__WHAT YOU NEED TO DO__: Count how many lines in the data hold "author". Only the number.

[Opening DATASET EXTRACT section]

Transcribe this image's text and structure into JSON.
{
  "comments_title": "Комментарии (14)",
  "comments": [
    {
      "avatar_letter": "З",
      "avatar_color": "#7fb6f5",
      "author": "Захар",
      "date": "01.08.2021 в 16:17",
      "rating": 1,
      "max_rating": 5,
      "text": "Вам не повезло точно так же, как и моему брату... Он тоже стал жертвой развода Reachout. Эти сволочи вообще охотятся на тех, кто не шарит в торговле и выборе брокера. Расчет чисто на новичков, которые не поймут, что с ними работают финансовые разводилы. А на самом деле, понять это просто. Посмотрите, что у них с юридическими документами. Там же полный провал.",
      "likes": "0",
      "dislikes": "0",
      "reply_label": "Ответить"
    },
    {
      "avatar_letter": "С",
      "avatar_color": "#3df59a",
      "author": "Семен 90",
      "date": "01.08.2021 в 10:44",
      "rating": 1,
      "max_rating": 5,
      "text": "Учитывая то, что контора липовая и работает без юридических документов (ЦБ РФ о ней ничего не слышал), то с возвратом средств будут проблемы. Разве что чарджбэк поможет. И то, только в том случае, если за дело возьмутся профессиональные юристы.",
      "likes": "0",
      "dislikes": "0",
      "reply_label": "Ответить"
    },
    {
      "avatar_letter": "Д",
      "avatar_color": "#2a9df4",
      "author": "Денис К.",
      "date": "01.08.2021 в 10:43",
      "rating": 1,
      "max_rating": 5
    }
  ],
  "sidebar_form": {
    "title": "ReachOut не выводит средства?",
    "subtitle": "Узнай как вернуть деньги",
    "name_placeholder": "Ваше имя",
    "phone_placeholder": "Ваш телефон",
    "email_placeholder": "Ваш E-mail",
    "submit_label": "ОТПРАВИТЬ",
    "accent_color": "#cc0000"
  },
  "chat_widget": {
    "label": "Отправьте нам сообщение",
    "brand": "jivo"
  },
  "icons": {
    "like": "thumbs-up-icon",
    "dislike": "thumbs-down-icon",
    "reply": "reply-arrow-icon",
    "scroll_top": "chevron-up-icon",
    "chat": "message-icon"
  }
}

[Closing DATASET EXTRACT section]

__PROBLEM SOLUTION__: 3